Williams: We wrote half of #1 each. Al took #2, I did #3. Then Al did a two-parter with #4 & #5, I did #6. The entire 15 issue series is half Al, half me. #14 & #15 we’re writing half of each issue, so they’ll be co-written. The rest of the stories, there’s often little bits from one of us even if the other person is credited as scripting. My #10, for instance, Al made a suggestion there which helped nail down the theme. Lots of that going on. It’s a writer’s room dynamic throughout.
Ewing: That’s pretty much exactly how it went! For issue 1, we took eleven pages each and then did a lot of rewriting so they fit – after that, it’s been a matter of discussing where the plot’s going and where we want it to go on Skype, and then working out what’ll happen in each individual issue. (Or two-parter, if we’re writing both parts.) Mostly it happens on Skype – once or twice we’ve met up for a pint, but Skype’s probably more productive given the lack of booze.
Ewing: Both of those are Rob’s doing, really – Jones was the companion Rob brought to the table, although I’ve had a lot of fun with him myself and rediscovered an interest in Bowie’s music.
Williams: That was just an idea born out off Bowie’s similarity to The Doctor in terms of regenerations. There’s always been a sense about Bowie of ‘where did this guy come from?’ Now, I’m sure certain substances were involved in that otherworldness. But what if, instead, he travelled with The Doctor? And that’s how he ended up with all these crazy outfits and looks etc. That seemed a fun idea. There’s a line in #3 which I think is true. If you had a time machine the first best use would be going to see all those classic gigs you’ve only ever read about.
Nugent: Al, Your issue 2 story centers on the idea of corporations ruining the ecology of a place, in this case Rokhandi and it’s natural beauty. The themes of industrial development and brainwashing could easily be transposed to the ecological worries of today. Were you intending to write the story as warning or wake-up call to the youth who will read it?
Ewing: I’m not sure I’d go as far as to call it a warning or a wake-up call – that sounds like I’ve got a bit more clout in the readers minds than I probably have – but Doctor Who stories should have some thematic links or resonances with what people are worried about in the real world. There was a lot of that during the McCoy era, as I recall – Doctor Who as a critique of Thatcherism. So yes, there’s more than a little in #2 that could be about corporate cronyism in politics or the selling-off of natural resources, but that’s all par for the course with Who.
Nugent: How are you both feeling about the recent news that your comic story line will merge with that of the tenth and twelfth Doctors this fall in a limited series to be written by Hugo-nominated Doctor Who television writer (and longtime Who fanboy) Paul Cornell?
Ewing: I’m looking forward to it! It should be a lot of fun, and I can’t wait to see what Paul does with our characters. I can’t think of anyone better to attempt a crossover of that nature, and I’ll be avidly reading every issue.
Williams: Paul’s a fine writer and a friend, so I’m sure he’ll do a stellar job and treat the Eleventh Doctor and Alice very well.
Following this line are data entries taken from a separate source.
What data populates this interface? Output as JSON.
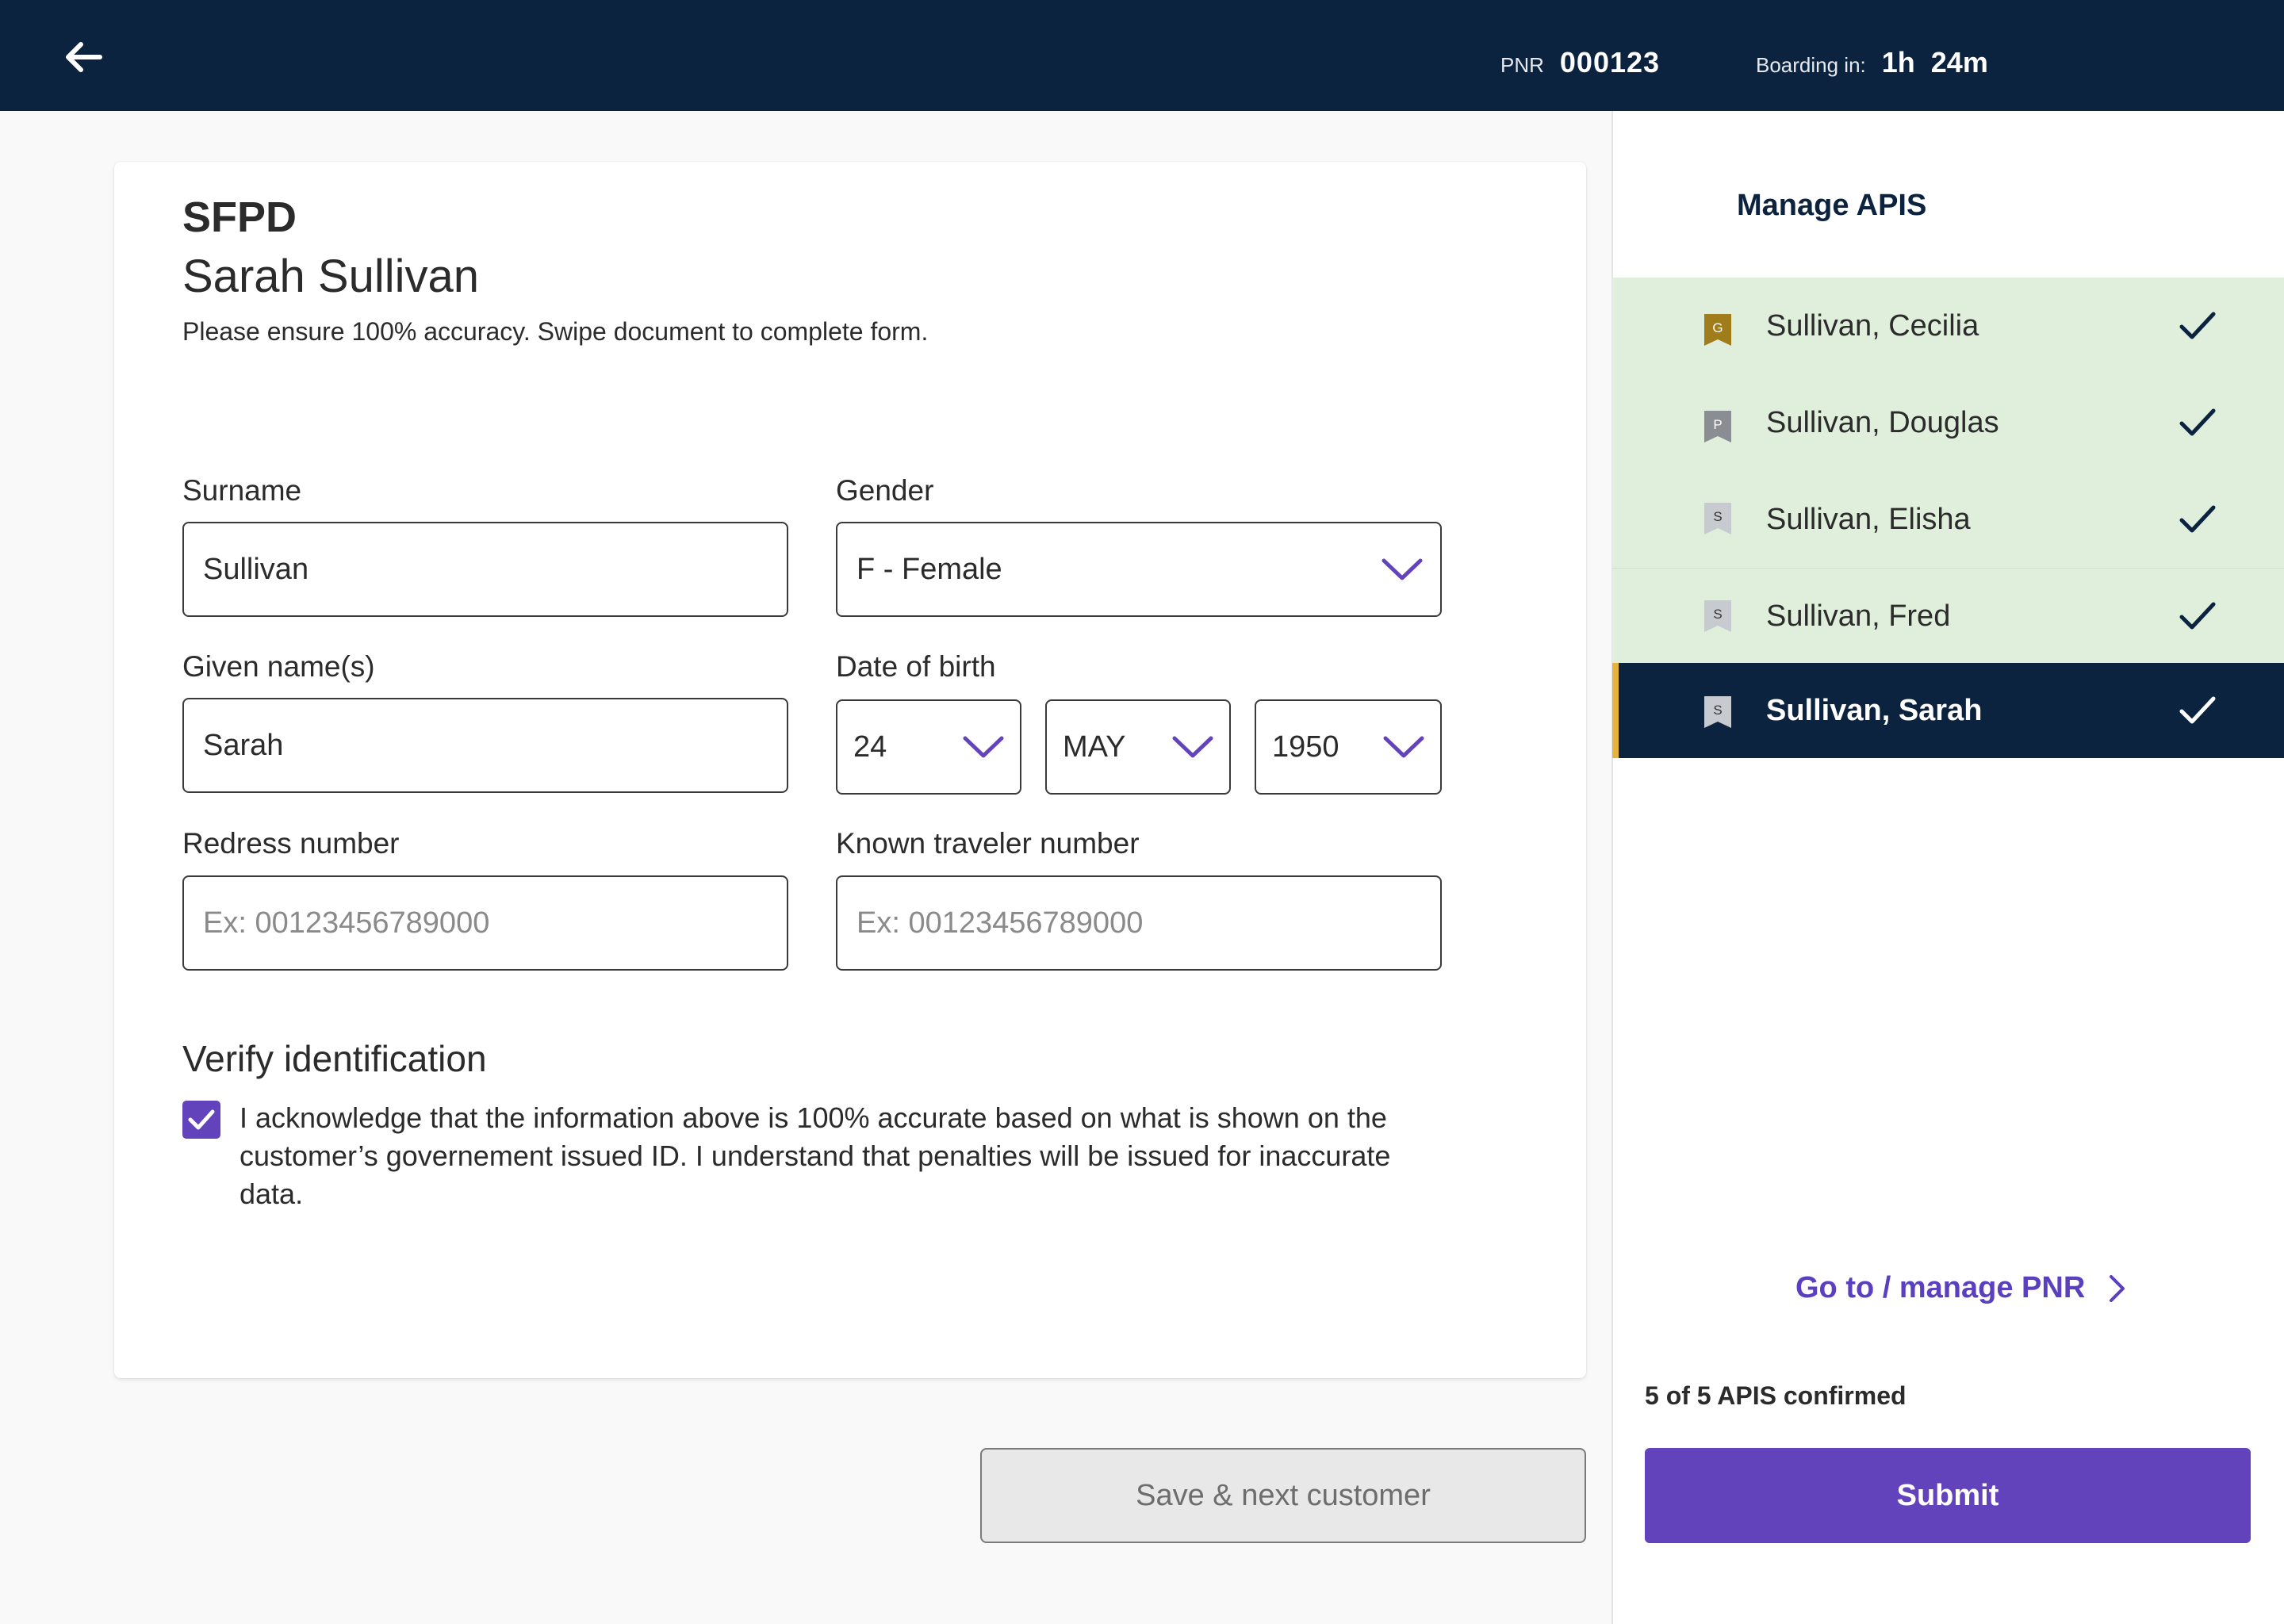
{
  "header": {
    "pnr_label": "PNR",
    "pnr_value": "000123",
    "boarding_label": "Boarding in:",
    "boarding_value": "1h 24m"
  },
  "form": {
    "doc_code": "SFPD",
    "passenger_name": "Sarah Sullivan",
    "instructions": "Please ensure 100% accuracy. Swipe document to complete form.",
    "surname": {
      "label": "Surname",
      "value": "Sullivan"
    },
    "gender": {
      "label": "Gender",
      "value": "F - Female"
    },
    "given_names": {
      "label": "Given name(s)",
      "value": "Sarah"
    },
    "date_of_birth": {
      "label": "Date of birth",
      "day": "24",
      "month": "MAY",
      "year": "1950"
    },
    "redress": {
      "label": "Redress number",
      "placeholder": "Ex: 00123456789000"
    },
    "known_traveler": {
      "label": "Known traveler number",
      "placeholder": "Ex: 00123456789000"
    },
    "verify_title": "Verify identification",
    "acknowledgement": "I acknowledge that the information above is 100% accurate based on what is shown on the customer’s governement issued ID. I understand that penalties will be issued for inaccurate data.",
    "acknowledged": true,
    "save_label": "Save & next customer"
  },
  "panel": {
    "title": "Manage APIS",
    "passengers": [
      {
        "badge": "G",
        "badge_color": "#a07c1a",
        "name": "Sullivan, Cecilia",
        "confirmed": true
      },
      {
        "badge": "P",
        "badge_color": "#8a8d92",
        "name": "Sullivan, Douglas",
        "confirmed": true
      },
      {
        "badge": "S",
        "badge_color": "#c7cacf",
        "name": "Sullivan, Elisha",
        "confirmed": true
      },
      {
        "badge": "S",
        "badge_color": "#c7cacf",
        "name": "Sullivan, Fred",
        "confirmed": true
      },
      {
        "badge": "S",
        "badge_color": "#c7cacf",
        "name": "Sullivan, Sarah",
        "confirmed": true,
        "active": true
      }
    ],
    "goto_label": "Go to / manage PNR",
    "status": "5 of 5 APIS confirmed",
    "submit_label": "Submit"
  },
  "colors": {
    "header_bg": "#0c2340",
    "accent_purple": "#6243bb",
    "confirmed_row_bg": "#e0efdc",
    "active_accent": "#e8b33a"
  }
}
I’ll look forward to reading it. And then we have ‘Season Two’ of the Eleventh to get up and running. We’ve already got a few fun, surprising things planned.
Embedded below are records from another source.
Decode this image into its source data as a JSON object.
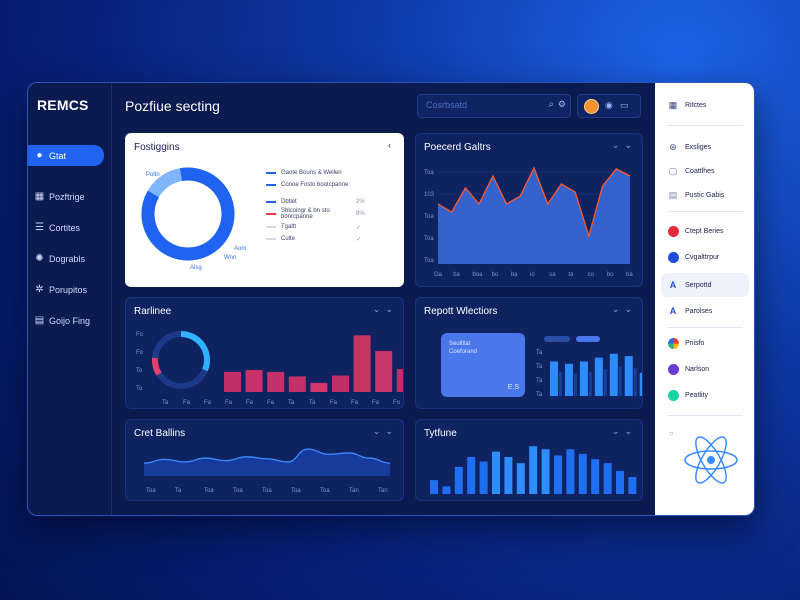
{
  "app": {
    "brand": "REMCS",
    "page_title": "Pozfiue secting"
  },
  "sidebar": {
    "items": [
      {
        "label": "Gtat",
        "icon": "chat-bubble-icon",
        "active": true
      },
      {
        "label": "Pozftrige",
        "icon": "grid-icon"
      },
      {
        "label": "Cortites",
        "icon": "list-icon"
      },
      {
        "label": "Dograbls",
        "icon": "gear-icon"
      },
      {
        "label": "Porupitos",
        "icon": "cog-icon"
      },
      {
        "label": "Goijo Fing",
        "icon": "document-icon"
      }
    ]
  },
  "search": {
    "placeholder": "Cosrbsatd"
  },
  "cards": {
    "donut": {
      "title": "Fostiggins",
      "labels": [
        "Poltn",
        "Aom",
        "Wnn",
        "Alsg"
      ],
      "legend": [
        {
          "label": "Gaote Bouns & Wellen",
          "color": "#1f63f0"
        },
        {
          "label": "Conoe Fosto bootcpanne",
          "color": "#1f63f0"
        },
        {
          "label": "Dbtlet",
          "color": "#1f63f0",
          "pct": "2%"
        },
        {
          "label": "Shlcoingr & bn sto bonrcpanne",
          "color": "#e8384f",
          "pct": "8%"
        },
        {
          "label": "Tgaltt",
          "color": "#d8dbe6",
          "pct": ""
        },
        {
          "label": "Culte",
          "color": "#d8dbe6",
          "pct": ""
        }
      ]
    },
    "area": {
      "title": "Poecerd Galtrs",
      "y_ticks": [
        "Toa",
        "103",
        "Toa",
        "Toa",
        "Toa"
      ],
      "x_ticks": [
        "Ga",
        "ba",
        "boa",
        "bo",
        "ba",
        "io",
        "sa",
        "ta",
        "co",
        "bo",
        "ba"
      ]
    },
    "bars": {
      "title": "Rarlinee",
      "y_ticks": [
        "Fo",
        "Fo",
        "To",
        "To",
        "Bo"
      ],
      "x_ticks": [
        "Ta",
        "Fa",
        "Fa",
        "Fa",
        "Fa",
        "Fa",
        "Ta",
        "Ta",
        "Fa",
        "Fa",
        "Fa",
        "Fo"
      ]
    },
    "report": {
      "title": "Repott Wlectiors",
      "inner_title": "Seoltllat",
      "inner_subtitle": "Coeforand",
      "inner_badge": "E.S",
      "y_ticks": [
        "Ta",
        "Ta",
        "Ta",
        "Ta"
      ]
    },
    "wave": {
      "title": "Cret Ballins",
      "x_ticks": [
        "Toa",
        "Ta",
        "Toa",
        "Toa",
        "Toa",
        "Toa",
        "Toa",
        "Tan",
        "Tan"
      ]
    },
    "columns": {
      "title": "Tytfune"
    }
  },
  "chart_data": [
    {
      "type": "pie",
      "title": "Fostiggins",
      "labels": [
        "Blue",
        "Light blue"
      ],
      "values": [
        86,
        14
      ]
    },
    {
      "type": "area",
      "title": "Poecerd Galtrs",
      "x": [
        0,
        1,
        2,
        3,
        4,
        5,
        6,
        7,
        8,
        9,
        10,
        11,
        12,
        13,
        14
      ],
      "values": [
        60,
        52,
        76,
        60,
        88,
        60,
        68,
        96,
        60,
        80,
        72,
        28,
        78,
        95,
        88
      ],
      "ylim": [
        0,
        100
      ]
    },
    {
      "type": "bar",
      "title": "Rarlinee",
      "values": [
        22,
        24,
        22,
        17,
        10,
        18,
        62,
        45,
        25,
        28
      ],
      "ylim": [
        0,
        70
      ]
    },
    {
      "type": "bar",
      "title": "Repott Wlectiors",
      "values": [
        45,
        42,
        45,
        50,
        55,
        52,
        30
      ],
      "ylim": [
        0,
        60
      ]
    },
    {
      "type": "line",
      "title": "Cret Ballins",
      "values": [
        20,
        26,
        22,
        28,
        24,
        30,
        27,
        22,
        42,
        34,
        36,
        28,
        20
      ],
      "ylim": [
        0,
        50
      ]
    },
    {
      "type": "bar",
      "title": "Tytfune",
      "values": [
        18,
        10,
        35,
        48,
        42,
        55,
        48,
        40,
        62,
        58,
        50,
        58,
        52,
        45,
        40,
        30,
        22
      ],
      "ylim": [
        0,
        70
      ]
    }
  ],
  "right_panel": {
    "items": [
      {
        "label": "Ritctes",
        "icon": "grid-icon"
      },
      {
        "label": "Exsliges",
        "icon": "gear-icon"
      },
      {
        "label": "Coattlhes",
        "icon": "image-icon"
      },
      {
        "label": "Pustic Gabis",
        "icon": "layers-icon"
      },
      {
        "label": "Ctept Beries",
        "icon": "red-dot-icon"
      },
      {
        "label": "Cvgalttrpur",
        "icon": "blue-dot-icon"
      },
      {
        "label": "Serpottd",
        "icon": "a-icon"
      },
      {
        "label": "Parolses",
        "icon": "a-icon"
      },
      {
        "label": "Pnisfo",
        "icon": "palette-icon"
      },
      {
        "label": "Narlson",
        "icon": "purple-dot-icon"
      },
      {
        "label": "Peatlity",
        "icon": "teal-dot-icon"
      }
    ]
  }
}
Nugent: Are there any more teasers you can give Comics Beat readers? Will we find out the identity of the mysterious Time lord that appeared to Eleven? Any other tasty tidbits?
Williams: You might find out the identity of the mysterious Time Lord in me and Al’s #14-#15 two-parter.
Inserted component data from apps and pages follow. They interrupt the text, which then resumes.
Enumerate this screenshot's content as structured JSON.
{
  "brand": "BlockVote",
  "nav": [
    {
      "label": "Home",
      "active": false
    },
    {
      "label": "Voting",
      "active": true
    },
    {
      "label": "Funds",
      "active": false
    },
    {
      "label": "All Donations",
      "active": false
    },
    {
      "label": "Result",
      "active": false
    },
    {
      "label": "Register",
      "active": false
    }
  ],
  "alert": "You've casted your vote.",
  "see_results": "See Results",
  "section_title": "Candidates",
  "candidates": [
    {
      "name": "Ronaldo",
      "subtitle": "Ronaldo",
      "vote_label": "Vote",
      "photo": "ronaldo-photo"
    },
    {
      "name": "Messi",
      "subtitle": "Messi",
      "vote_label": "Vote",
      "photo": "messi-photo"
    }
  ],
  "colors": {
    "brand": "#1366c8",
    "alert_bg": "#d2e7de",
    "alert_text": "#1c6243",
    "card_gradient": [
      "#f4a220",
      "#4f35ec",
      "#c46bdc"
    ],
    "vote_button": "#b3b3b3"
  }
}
Ewing: Tasty tidbits…things are going to get very colourful in issue #11, and fans of a certain movie will be pleased with us.
Doctor Who: After Life Vol. 1 is available in stores on March 25.